Please filter the data down to the lines that include the word "Revenue" and copy them.

================

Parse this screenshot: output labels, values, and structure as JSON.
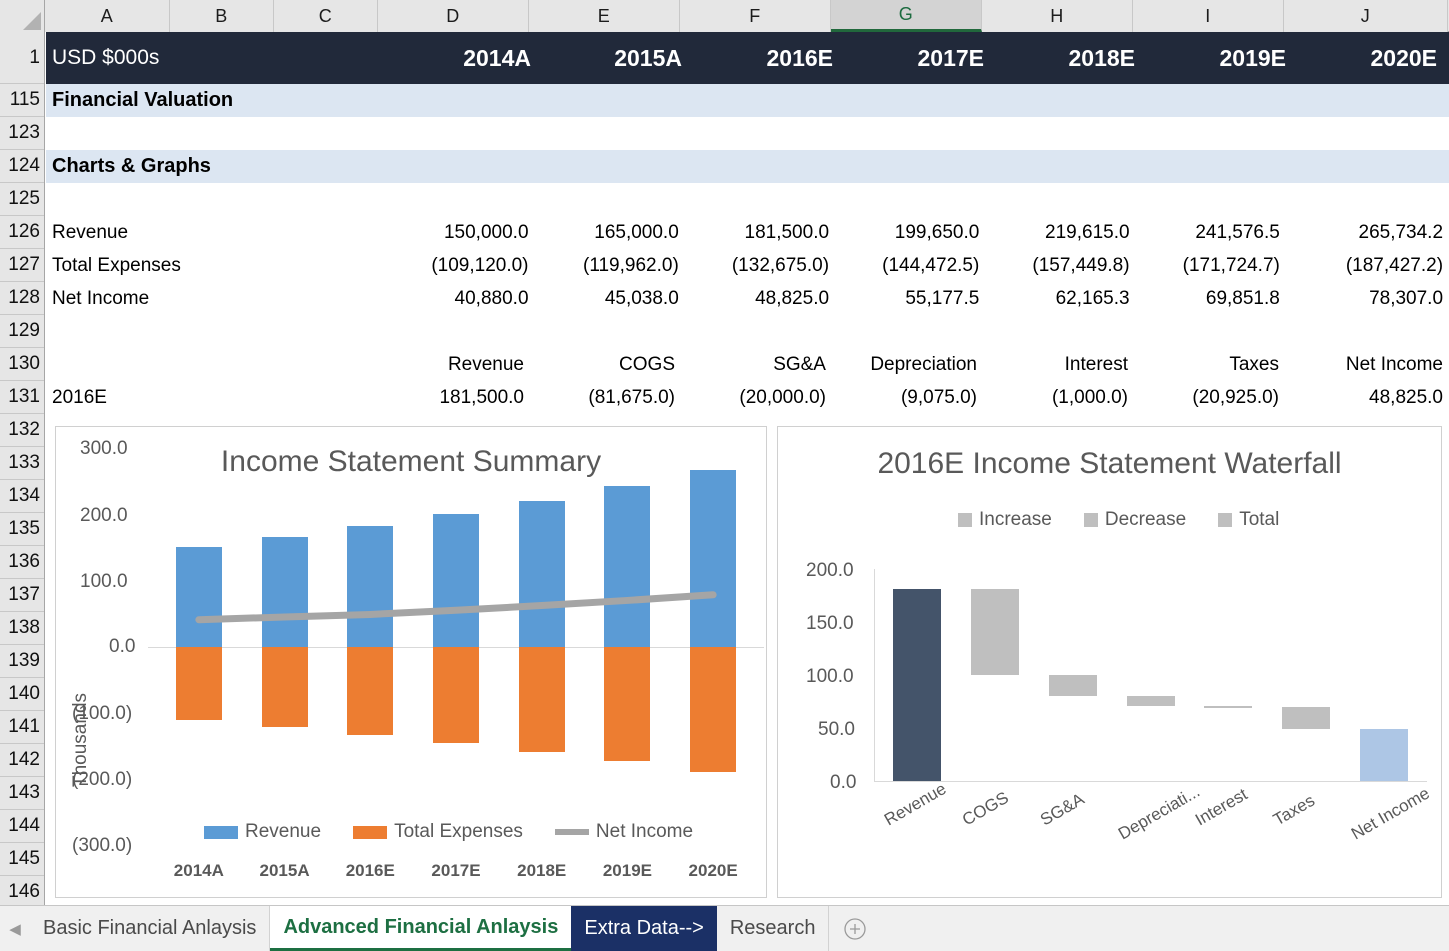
{
  "grid": {
    "columns": [
      "A",
      "B",
      "C",
      "D",
      "E",
      "F",
      "G",
      "H",
      "I",
      "J"
    ],
    "selected_column": "G",
    "row_numbers": [
      "1",
      "115",
      "123",
      "124",
      "125",
      "126",
      "127",
      "128",
      "129",
      "130",
      "131",
      "132",
      "133",
      "134",
      "135",
      "136",
      "137",
      "138",
      "139",
      "140",
      "141",
      "142",
      "143",
      "144",
      "145",
      "146"
    ]
  },
  "header": {
    "unit_label": "USD $000s",
    "years": [
      "2014A",
      "2015A",
      "2016E",
      "2017E",
      "2018E",
      "2019E",
      "2020E"
    ]
  },
  "sections": {
    "financial_valuation": "Financial Valuation",
    "charts_graphs": "Charts & Graphs"
  },
  "income_statement": {
    "rows": [
      {
        "label": "Revenue",
        "values": [
          "150,000.0",
          "165,000.0",
          "181,500.0",
          "199,650.0",
          "219,615.0",
          "241,576.5",
          "265,734.2"
        ]
      },
      {
        "label": "Total Expenses",
        "values": [
          "(109,120.0)",
          "(119,962.0)",
          "(132,675.0)",
          "(144,472.5)",
          "(157,449.8)",
          "(171,724.7)",
          "(187,427.2)"
        ]
      },
      {
        "label": "Net Income",
        "values": [
          "40,880.0",
          "45,038.0",
          "48,825.0",
          "55,177.5",
          "62,165.3",
          "69,851.8",
          "78,307.0"
        ]
      }
    ]
  },
  "waterfall_table": {
    "headers": [
      "Revenue",
      "COGS",
      "SG&A",
      "Depreciation",
      "Interest",
      "Taxes",
      "Net Income"
    ],
    "row_label": "2016E",
    "values": [
      "181,500.0",
      "(81,675.0)",
      "(20,000.0)",
      "(9,075.0)",
      "(1,000.0)",
      "(20,925.0)",
      "48,825.0"
    ]
  },
  "chart_data": [
    {
      "id": "income-statement-summary",
      "type": "bar",
      "title": "Income Statement Summary",
      "categories": [
        "2014A",
        "2015A",
        "2016E",
        "2017E",
        "2018E",
        "2019E",
        "2020E"
      ],
      "series": [
        {
          "name": "Revenue",
          "kind": "bar",
          "color": "#5B9BD5",
          "values": [
            150.0,
            165.0,
            181.5,
            199.65,
            219.615,
            241.5765,
            265.7342
          ]
        },
        {
          "name": "Total Expenses",
          "kind": "bar",
          "color": "#ED7D31",
          "values": [
            -109.12,
            -119.962,
            -132.675,
            -144.4725,
            -157.4498,
            -171.7247,
            -187.4272
          ]
        },
        {
          "name": "Net Income",
          "kind": "line",
          "color": "#A5A5A5",
          "values": [
            40.88,
            45.038,
            48.825,
            55.1775,
            62.1653,
            69.8518,
            78.307
          ]
        }
      ],
      "ylabel": "Thousands",
      "xlabel": "",
      "ylim": [
        -300,
        300
      ],
      "yticks": [
        "300.0",
        "200.0",
        "100.0",
        "0.0",
        "(100.0)",
        "(200.0)",
        "(300.0)"
      ],
      "legend_position": "bottom",
      "grid": false
    },
    {
      "id": "income-statement-waterfall",
      "type": "bar",
      "title": "2016E Income Statement Waterfall",
      "categories": [
        "Revenue",
        "COGS",
        "SG&A",
        "Depreciati...",
        "Interest",
        "Taxes",
        "Net Income"
      ],
      "legend": [
        "Increase",
        "Decrease",
        "Total"
      ],
      "legend_position": "top",
      "bars": [
        {
          "label": "Revenue",
          "base": 0.0,
          "top": 181.5,
          "color": "#44546A",
          "role": "total"
        },
        {
          "label": "COGS",
          "base": 99.825,
          "top": 181.5,
          "color": "#BFBFBF",
          "role": "decrease"
        },
        {
          "label": "SG&A",
          "base": 79.825,
          "top": 99.825,
          "color": "#BFBFBF",
          "role": "decrease"
        },
        {
          "label": "Depreciati...",
          "base": 70.75,
          "top": 79.825,
          "color": "#BFBFBF",
          "role": "decrease"
        },
        {
          "label": "Interest",
          "base": 69.75,
          "top": 70.75,
          "color": "#BFBFBF",
          "role": "decrease"
        },
        {
          "label": "Taxes",
          "base": 48.825,
          "top": 69.75,
          "color": "#BFBFBF",
          "role": "decrease"
        },
        {
          "label": "Net Income",
          "base": 0.0,
          "top": 48.825,
          "color": "#ADC6E5",
          "role": "total"
        }
      ],
      "ylim": [
        0,
        200
      ],
      "yticks": [
        "200.0",
        "150.0",
        "100.0",
        "50.0",
        "0.0"
      ],
      "ylabel": "",
      "xlabel": "",
      "grid": false
    }
  ],
  "tabs": [
    {
      "label": "Basic Financial Anlaysis",
      "state": "normal"
    },
    {
      "label": "Advanced Financial Anlaysis",
      "state": "active"
    },
    {
      "label": "Extra Data-->",
      "state": "navy"
    },
    {
      "label": "Research",
      "state": "normal"
    }
  ],
  "tab_add_icon": "+"
}
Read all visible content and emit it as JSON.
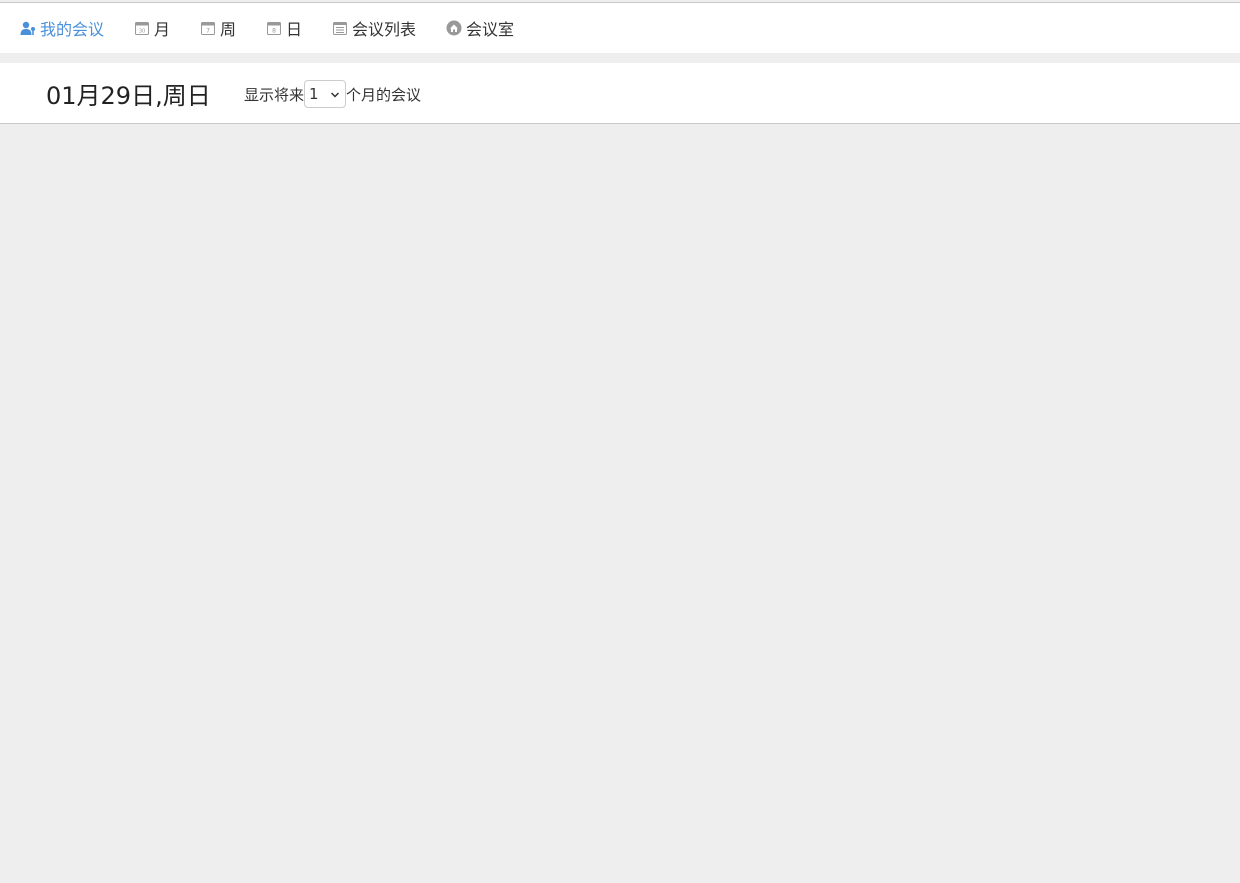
{
  "nav": {
    "items": [
      {
        "label": "我的会议",
        "icon": "user-icon",
        "active": true
      },
      {
        "label": "月",
        "icon": "calendar-month-icon"
      },
      {
        "label": "周",
        "icon": "calendar-week-icon"
      },
      {
        "label": "日",
        "icon": "calendar-day-icon"
      },
      {
        "label": "会议列表",
        "icon": "list-icon"
      },
      {
        "label": "会议室",
        "icon": "room-icon"
      }
    ],
    "month_icon_text": "30",
    "week_icon_text": "7",
    "day_icon_text": "8"
  },
  "header": {
    "date_title": "01月29日,周日",
    "show_prefix": "显示将来",
    "months_value": "1",
    "show_suffix": "个月的会议"
  },
  "colors": {
    "active": "#4a90d9",
    "background": "#eeeeee",
    "icon_gray": "#999999"
  }
}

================

RESPONSE AREA>
        "label": "Revenue",
      "Revenue",
          "name": "Revenue",
        "Revenue",
          "label": "Revenue",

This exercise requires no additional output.